Jennie Cook uses her years of experience in the California culinary scene to present creative, delicious, and versatile recipes along with smart tips and whimsical anecdotes in her beautifully illustrated cookbook Who Wants Seconds? Sociable Suppers for Vegans, Omnivores, and Everyone In Between.

You say writing this book was a project of the heart. Please explain that.

I’ve been making parties for 30 years, and when I’m in the kitchen and everything is going well, it feels like I’m doing good work. When I’m in the field at my events, and I see all the happy people breaking bread, eating and having fun, it lights up their soul and my soul! Sharing food spreads love, and that’s my mission.

What is the core of your message about healthy eating?

Our food system and our relationship to food is so broken. We reach for processed food and quick things. If we can change our diets, we can change our lives! People are beginning to realize this and real food is finally getting the attention it deserves in the media. As a nation, we have to shift how we eat and become mindful of the choices we make to get food on our plate. From a catering perspective, my food stands out in Hollywood because it’s healthy. I insist on lots of vegetables all the time.

How do you envision people making this change?

It’s about redefining delicious. Always be willing to try new things. Start attaching food to feelings—“if I eat this, I feel like this.” Awareness of our own operating system is key to making a change.
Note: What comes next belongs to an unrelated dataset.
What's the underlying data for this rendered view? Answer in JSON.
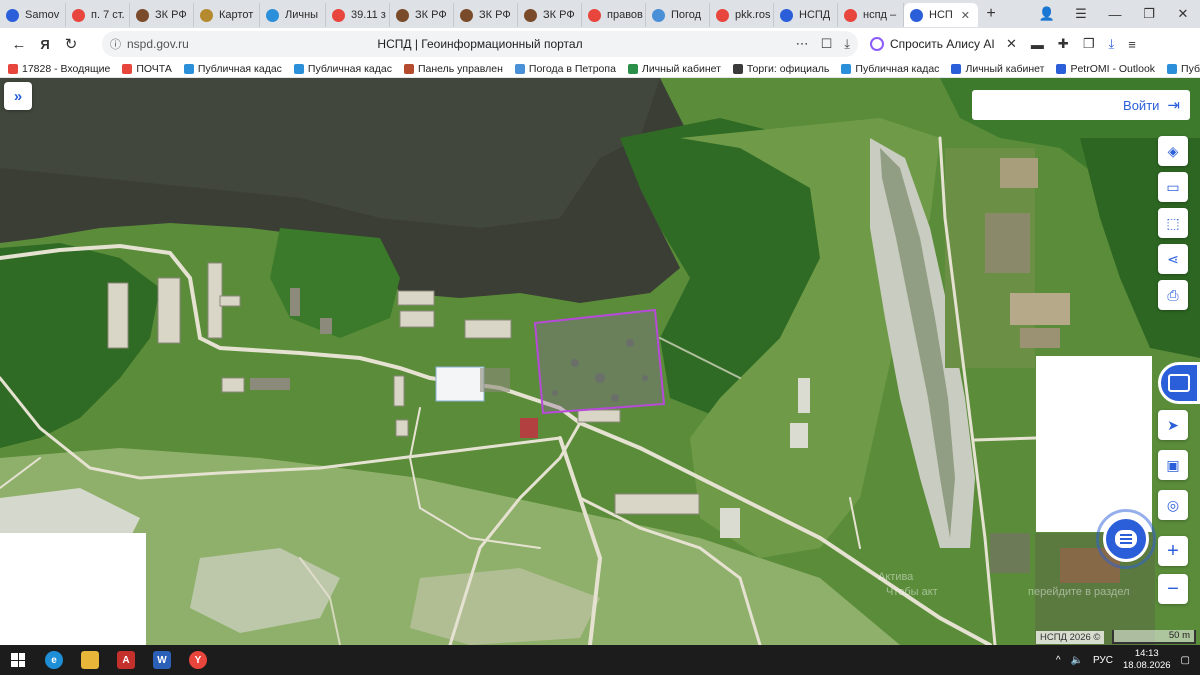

Give us some suggestions.

Stop buying products and create by-products! In the book, I tell readers that one way to learn about what they’re eating is to make their own sausage. Casings aren’t necessary, just patty it up. Sausage is great example of less-is-more when it comes to meat. It’s easily crumbled into soup and stew recipes. Adding more vegetables and less meat creates a healthier meal and a healthier human.
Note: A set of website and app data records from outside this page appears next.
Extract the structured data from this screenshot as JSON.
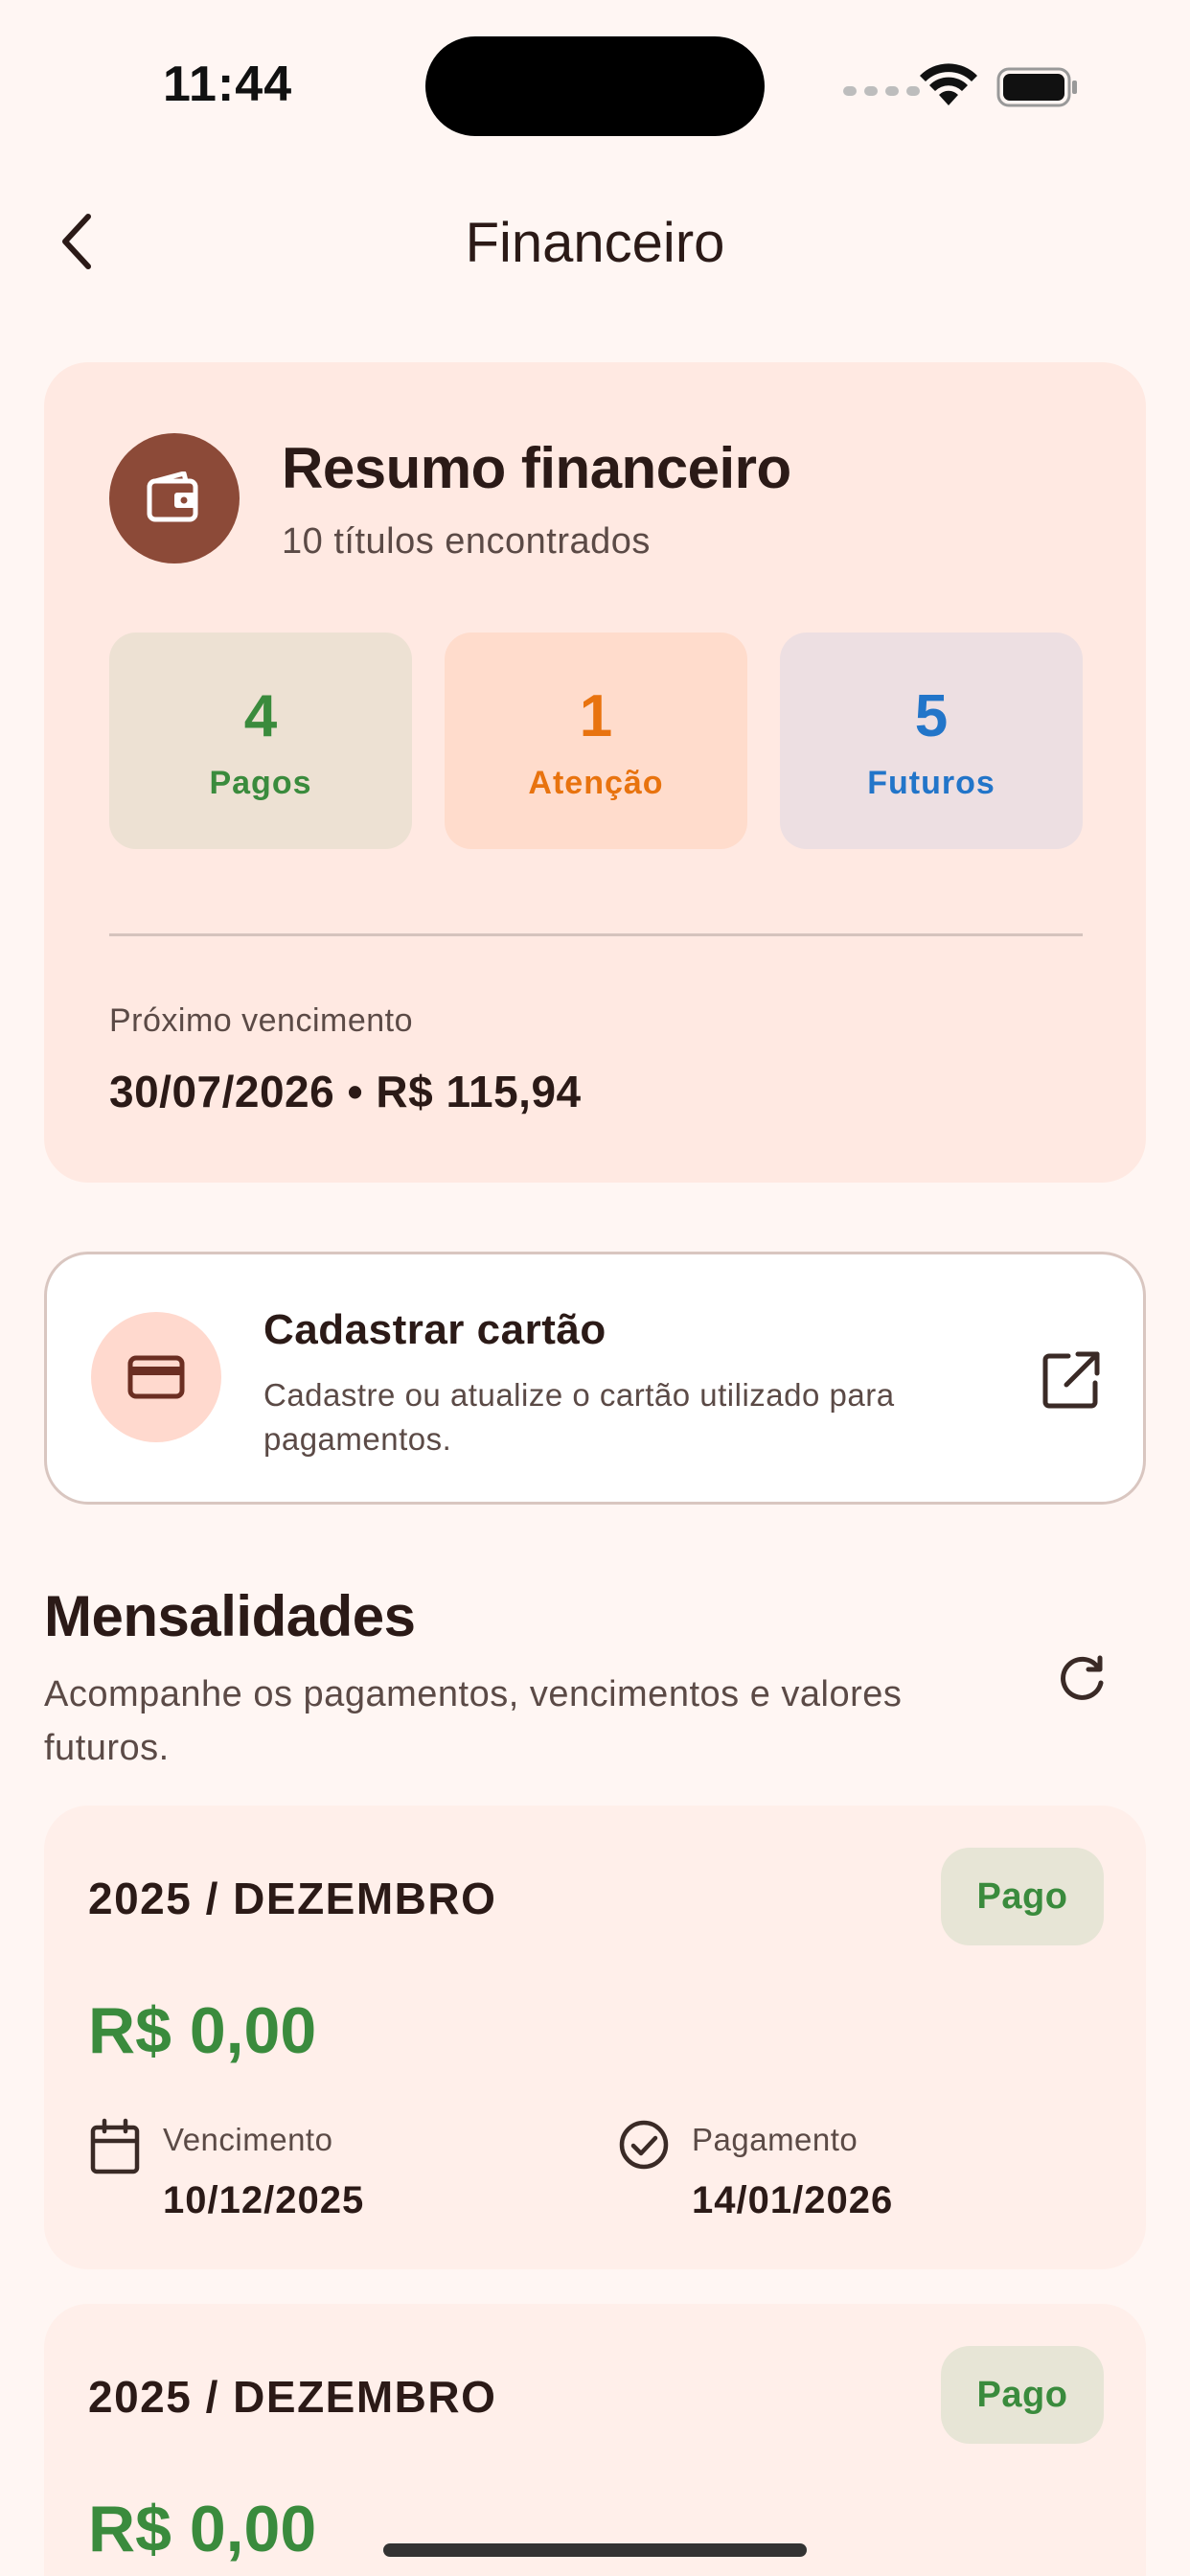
{
  "status_bar": {
    "time": "11:44"
  },
  "header": {
    "title": "Financeiro"
  },
  "summary": {
    "title": "Resumo financeiro",
    "subtitle": "10 títulos encontrados",
    "stats": [
      {
        "value": "4",
        "label": "Pagos",
        "color": "#3A8B3D"
      },
      {
        "value": "1",
        "label": "Atenção",
        "color": "#E8730F"
      },
      {
        "value": "5",
        "label": "Futuros",
        "color": "#2275C9"
      }
    ],
    "next_due_label": "Próximo vencimento",
    "next_due_value": "30/07/2026 • R$ 115,94"
  },
  "card_register": {
    "title": "Cadastrar cartão",
    "description": "Cadastre ou atualize o cartão utilizado para pagamentos."
  },
  "section": {
    "title": "Mensalidades",
    "description": "Acompanhe os pagamentos, vencimentos e valores futuros."
  },
  "payments": [
    {
      "period": "2025 / DEZEMBRO",
      "status": "Pago",
      "amount": "R$ 0,00",
      "due_label": "Vencimento",
      "due_date": "10/12/2025",
      "paid_label": "Pagamento",
      "paid_date": "14/01/2026"
    },
    {
      "period": "2025 / DEZEMBRO",
      "status": "Pago",
      "amount": "R$ 0,00"
    }
  ],
  "colors": {
    "background": "#FFF6F3",
    "accent": "#8C4A38",
    "paid": "#3A8B3D",
    "attention": "#E8730F",
    "future": "#2275C9"
  },
  "icons": [
    "back-chevron-icon",
    "wallet-icon",
    "credit-card-icon",
    "external-link-icon",
    "refresh-icon",
    "calendar-icon",
    "check-circle-icon",
    "wifi-icon",
    "battery-icon"
  ]
}
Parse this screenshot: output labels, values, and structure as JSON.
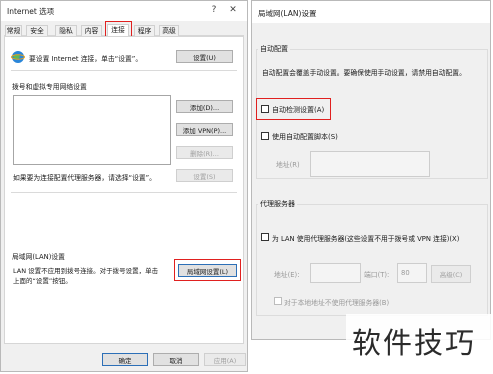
{
  "internet_options": {
    "title": "Internet 选项",
    "help": "?",
    "close": "✕",
    "tabs": [
      "常规",
      "安全",
      "隐私",
      "内容",
      "连接",
      "程序",
      "高级"
    ],
    "setup_text": "要设置 Internet 连接，单击“设置”。",
    "setup_button": "设置(U)",
    "dialup_section": "拨号和虚拟专用网络设置",
    "add_button": "添加(D)...",
    "add_vpn_button": "添加 VPN(P)...",
    "remove_button": "删除(R)...",
    "proxy_text": "如果要为连接配置代理服务器，请选择“设置”。",
    "settings_button": "设置(S)",
    "lan_section": "局域网(LAN)设置",
    "lan_text_1": "LAN 设置不应用到拨号连接。对于拨号设置，单击",
    "lan_text_2": "上面的“设置”按钮。",
    "lan_button": "局域网设置(L)",
    "ok_button": "确定",
    "cancel_button": "取消",
    "apply_button": "应用(A)"
  },
  "lan_dialog": {
    "title": "局域网(LAN)设置",
    "auto_config_group": "自动配置",
    "auto_config_desc": "自动配置会覆盖手动设置。要确保使用手动设置，请禁用自动配置。",
    "auto_detect_label": "自动检测设置(A)",
    "use_script_label": "使用自动配置脚本(S)",
    "address_label": "地址(R)",
    "proxy_group": "代理服务器",
    "use_proxy_label": "为 LAN 使用代理服务器(这些设置不用于拨号或 VPN 连接)(X)",
    "proxy_address_label": "地址(E):",
    "port_label": "端口(T):",
    "port_value": "80",
    "advanced_button": "高级(C)",
    "bypass_local_label": "对于本地地址不使用代理服务器(B)"
  },
  "watermark": "软件技巧",
  "colors": {
    "highlight_border": "#e0201f",
    "watermark_text": "#2b2b2b"
  }
}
Why are you such a fan of cabbage?

Cabbage is delicious. Crunchy, sweet, often spicy, it packs a punch and is very filling. It’s a strong, formidable vegetable. It comes in many varieties, keeps well in the crisper, holds well after making recipes and is crazy affordable. The chemical makeup of cabbage is legendary. Its beneficial enzymes have been a long-time homeopathic cure to tummy ailments. Cabbage needs more attention.

What’s the best way to balance a meal?
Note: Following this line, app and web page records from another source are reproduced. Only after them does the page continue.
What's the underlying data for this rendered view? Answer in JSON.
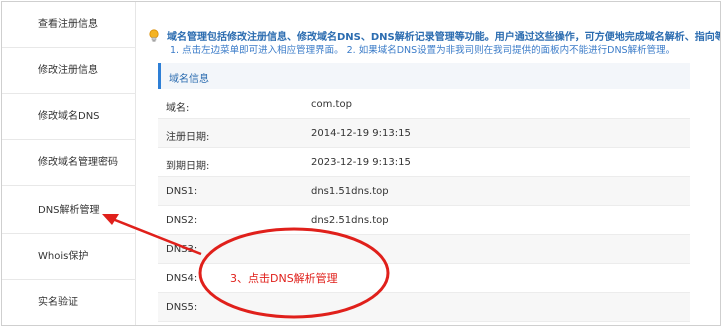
{
  "sidebar": {
    "items": [
      {
        "label": "查看注册信息"
      },
      {
        "label": "修改注册信息"
      },
      {
        "label": "修改域名DNS"
      },
      {
        "label": "修改域名管理密码"
      },
      {
        "label": "DNS解析管理"
      },
      {
        "label": "Whois保护"
      },
      {
        "label": "实名验证"
      }
    ]
  },
  "notice": {
    "line1": "域名管理包括修改注册信息、修改域名DNS、DNS解析记录管理等功能。用户通过这些操作，可方便地完成域名解析、指向等工作。",
    "line2": "1. 点击左边菜单即可进入相应管理界面。 2. 如果域名DNS设置为非我司则在我司提供的面板内不能进行DNS解析管理。"
  },
  "panel": {
    "title": "域名信息",
    "rows": [
      {
        "label": "域名:",
        "value": "com.top"
      },
      {
        "label": "注册日期:",
        "value": "2014-12-19 9:13:15"
      },
      {
        "label": "到期日期:",
        "value": "2023-12-19 9:13:15"
      },
      {
        "label": "DNS1:",
        "value": "dns1.51dns.top"
      },
      {
        "label": "DNS2:",
        "value": "dns2.51dns.top"
      },
      {
        "label": "DNS3:",
        "value": ""
      },
      {
        "label": "DNS4:",
        "value": ""
      },
      {
        "label": "DNS5:",
        "value": ""
      }
    ]
  },
  "annotation": {
    "text": "3、点击DNS解析管理",
    "color": "#e0201b"
  },
  "colors": {
    "accent": "#2e7fd6",
    "notice_text": "#2b6cb0"
  },
  "icons": {
    "notice": "lightbulb-icon"
  }
}
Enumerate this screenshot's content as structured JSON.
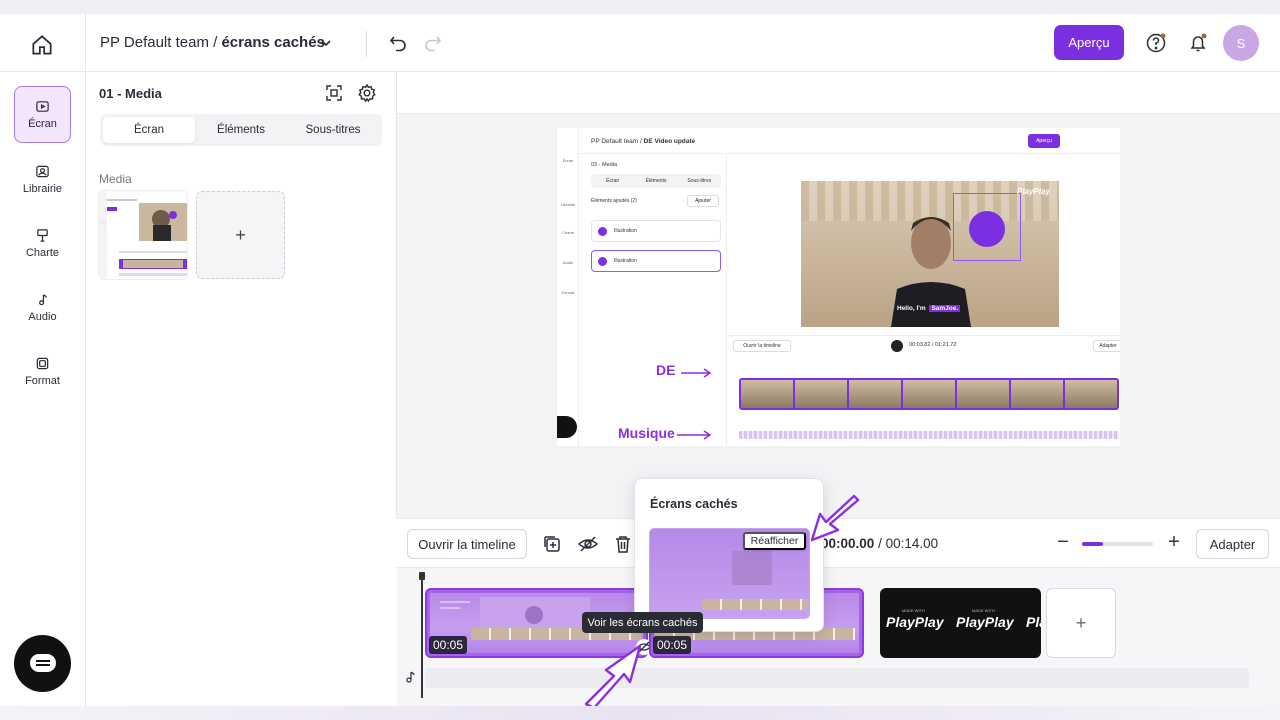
{
  "header": {
    "team": "PP Default team /",
    "project": "écrans cachés",
    "preview_button": "Aperçu",
    "avatar_initial": "S"
  },
  "sidebar": {
    "items": [
      {
        "label": "Écran",
        "icon": "screen-icon",
        "active": true
      },
      {
        "label": "Librairie",
        "icon": "library-icon"
      },
      {
        "label": "Charte",
        "icon": "brand-icon"
      },
      {
        "label": "Audio",
        "icon": "music-note-icon"
      },
      {
        "label": "Format",
        "icon": "format-icon"
      }
    ]
  },
  "panel": {
    "title": "01 - Media",
    "tabs": [
      "Écran",
      "Éléments",
      "Sous-titres"
    ],
    "media_label": "Media",
    "add_label": "+"
  },
  "preview": {
    "crumb_team": "PP Default team /",
    "crumb_project": "DE Video update",
    "apercu": "Aperçu",
    "panel_title": "03 - Media",
    "tabs": [
      "Écran",
      "Éléments",
      "Sous-titres"
    ],
    "added": "Éléments ajoutés (2)",
    "ajouter": "Ajouter",
    "cards": [
      "Illustration",
      "Illustration"
    ],
    "rail": [
      "Écran",
      "Librairie",
      "Charte",
      "Audio",
      "Format"
    ],
    "open_tl": "Ouvrir la timeline",
    "time": "00:03.82 / 01:21.72",
    "adapter": "Adapter",
    "subtitle_a": "Hello, I'm",
    "subtitle_b": "SamJoe.",
    "logo": "PlayPlay",
    "label_de": "DE",
    "label_musique": "Musique"
  },
  "timeline": {
    "open_button": "Ouvrir la timeline",
    "current_time": "00:00.00",
    "total_time": "/ 00:14.00",
    "zoom_level": 0.3,
    "adapter_button": "Adapter",
    "clip1_duration": "00:05",
    "clip2_duration": "00:05",
    "outro_logo": "PlayPlay",
    "outro_small": "MADE WITH",
    "add_clip": "+"
  },
  "popover": {
    "title": "Écrans cachés",
    "restore_button": "Réafficher"
  },
  "tooltip": {
    "text": "Voir les écrans cachés"
  },
  "colors": {
    "accent": "#7b2fe0",
    "active_bg": "#f1e6fb"
  }
}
Stop worrying so much, for starters, and think about the plants. Keep it simple and be artistic! I always plan it around seasonal vegetables. I serve two and I mix up the colors – one green and one orange or red. You can keep the meat, but highlight the plants.

What are some of your favorite recipes in this book?

Pickled cranberries. I discovered them at a favorite local restaurant, and thought “where have you been all my life?” And lacquered chicken is a recipe that one of our chefs, Miriam, brought to the catering company back in the ’80s. Something delicious happens when you combine the soy sauce, red wine and honey—it creates a crispy finish and a rich, earthy flavor.

You also illustrated this book very beautifully. Was it difficult?

It was a very intense but most enjoyable process. It was tricky figuring out which to do first, but I found my rhythm in the end and really embraced the process. I was well supported by my family and publisher.

Please tell us about “Make It and Take It”—your famous pie-making event .

It’s in its sixth year and it’s our biggest, most popular pie making flash mob party of the year. We make and freeze 120 piecrusts and provide all the ingredients for folks to make pecan, apple and pumpkin pie. One hundred of our biggest fans come and make their holiday pies. Local families, friends, neighbors, and kids are all in attendance, plus Triple Chicken Foot, a local string band playing old-time music. I serve a vegan-friendly lunch with beer from Eagle Rock Brewery, my famous elixirs and chai. This happens on the Sunday before Thanksgiving, and, because we’re in California, we spill into the parking lot, settle in and have a great afternoon kicking off the holiday season in sunny Los Angeles surrounded by food love. Flour is everywhere, it’s crazy and great!

And we hear that you not only cook good things, but do good things such as chairing RootDown L.A. What do they do?

RootDown teaches high school students how to prepare and identify their veggies, and most importantly, eat them! We provide lessons in cooking and gardening, using local produce (e.g., zucchini and tomatoes) and by partnering with other community groups, in particular WECAN and Nuevo South. It’s wonderful for teenagers; they come in and take ownership. Growing, preparing and sharing food is the key to change. And it’s instantly gratifying; teenagers like that.

Will you write another book?

I’d do it again should the opportunity arise. I do have more to share.